The image above appears on the cover of "Letters to My Younger Self," a newly released book edited by Jayne Thompson and Emily DeFreitas.
"Letters to My Younger Self" Cautions Juvenile Offenders about Life's Choices and their Consequences
Jayne Thompson, a senior lecturer at Widener University from Claymont, Del., has led efforts to compile the writings of about 20 prisoners at the State Correctional Institution at Graterford in the new book "Letters to My Younger Self," published by Serving House Books. Widener senior creative writing major Emily DeFreitas of Kendall Park, N.J., has assisted Thompson with the editing process.
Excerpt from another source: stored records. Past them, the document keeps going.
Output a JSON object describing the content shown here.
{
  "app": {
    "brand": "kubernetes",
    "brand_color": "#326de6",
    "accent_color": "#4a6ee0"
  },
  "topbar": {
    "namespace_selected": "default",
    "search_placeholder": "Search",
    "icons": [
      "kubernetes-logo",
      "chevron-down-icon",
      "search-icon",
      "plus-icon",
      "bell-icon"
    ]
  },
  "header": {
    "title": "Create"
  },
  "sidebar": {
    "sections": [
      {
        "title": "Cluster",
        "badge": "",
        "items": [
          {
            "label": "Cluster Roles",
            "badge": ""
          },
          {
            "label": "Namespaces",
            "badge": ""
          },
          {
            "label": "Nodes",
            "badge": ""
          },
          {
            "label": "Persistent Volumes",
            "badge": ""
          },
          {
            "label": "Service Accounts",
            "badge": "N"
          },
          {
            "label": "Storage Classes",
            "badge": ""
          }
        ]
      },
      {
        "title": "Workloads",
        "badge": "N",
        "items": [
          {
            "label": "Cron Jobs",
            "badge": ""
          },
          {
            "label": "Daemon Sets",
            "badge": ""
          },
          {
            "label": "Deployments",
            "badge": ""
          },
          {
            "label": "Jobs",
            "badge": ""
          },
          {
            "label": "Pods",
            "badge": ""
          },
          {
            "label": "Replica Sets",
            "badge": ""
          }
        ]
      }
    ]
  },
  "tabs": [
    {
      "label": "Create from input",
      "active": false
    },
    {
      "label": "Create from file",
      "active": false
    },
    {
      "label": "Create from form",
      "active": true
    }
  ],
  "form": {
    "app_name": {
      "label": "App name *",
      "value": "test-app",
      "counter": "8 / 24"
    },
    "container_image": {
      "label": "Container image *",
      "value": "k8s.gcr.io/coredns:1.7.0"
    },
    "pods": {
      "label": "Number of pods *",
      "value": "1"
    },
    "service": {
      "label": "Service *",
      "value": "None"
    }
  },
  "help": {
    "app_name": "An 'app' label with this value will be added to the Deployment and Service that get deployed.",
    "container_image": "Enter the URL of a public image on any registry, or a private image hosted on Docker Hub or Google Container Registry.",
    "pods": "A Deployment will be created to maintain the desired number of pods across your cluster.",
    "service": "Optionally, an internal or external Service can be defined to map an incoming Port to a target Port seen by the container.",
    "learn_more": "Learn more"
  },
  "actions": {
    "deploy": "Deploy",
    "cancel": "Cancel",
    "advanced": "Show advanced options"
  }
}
The book is available on Amazon for $10, and each time a copy is sold, two more are printed to be given for free to a young person who may be veering toward a life of crime.
For the past three years, Thompson has commuted an hour to an hour and a half to Graterford,
Pennsylvania's largest maximum security prison, to mentor about 20 prisoners—mostly
serving life sentences and ranging in age between 25 to 80—in a reading and writing
group. For about an hour or two a week, she has sat alone with the men, where they
have talked freely about writing and openly shared what they've written. Their candidness
gave Thompson the idea to have them write letters to their younger selves or memoir
pieces of a time when they were between 11 and 17 and made a decision that had negative
consequences or of an incident that continues to sit uncomfortably in their conscience.
Prior to beginning her group at Graterford prison, Thompson taught a class at Chester High School. While teaching at Graterford, she also began hearing the cases of juvenile offenders from Chester, Pa. at another volunteering engagement with the Youth Aid Panel.
"These experiences formed a triad, a crucible that challenged me to do something to plug the school-to-prison pipeline that I now saw as more than a theory," she said. "I saw it in all its painful, frustrating reality."
The richness of the material generated by the Graterford men prompted Thompson to compile "Letters to My Younger Self" with the intention to distribute it to a youth audience, specifically juvenile offenders.
"With their own stories of regretful decisions and painful experiences, the anthology contributors are doing social work behind bars," Thompson said. "They asked me, and they ask us all, to take action in the face of great obstacles; their stories call for change—in ourselves and in our broken societal systems. The men taught me about hope."
The book features an afterward by Serving House co-founder and author Thomas E. Kennedy about his experience visiting the Graterford writing group. He had donated copies of one of his novels to the prison prior to his visit.
To distribute "Letters to My Younger Self," Thompson plans to visit juvenile detention centers in the Greater Philadelphia region throughout the summer, where she will discuss the book. She and DeFreitas also plan to create lesson plans to go along with the book for Teaching Tolerance, a division of the Southern Poverty Law Center, and present the book to English classes at Chester High School in the fall.
"While I had hoped that the men's pieces would change young people's minds about bad choices, I also had another agenda," Thompson said. "I wanted the Graterford men to find empathy for themselves. Perhaps this empathy would lead to healing and some forgiveness. I hope it did."
Widener University is a metropolitan university that connects curricula to social issues through civic engagement. Dynamic teaching, active scholarship, personal attention, leadership development and experiential learning are key components of the Widener experience. A comprehensive doctorate-granting university, Widener is comprised of eight schools and colleges that offer liberal arts and sciences, professional and pre-professional curricula leading to associate, baccalaureate, master's, and doctoral degrees. The university's campuses in Chester, Exton and Harrisburg, Pa., and Wilmington, Del., serve more than 6,300 students. Widener is proud to be a tobacco-free campus. Visit the university's website, www.widener.edu.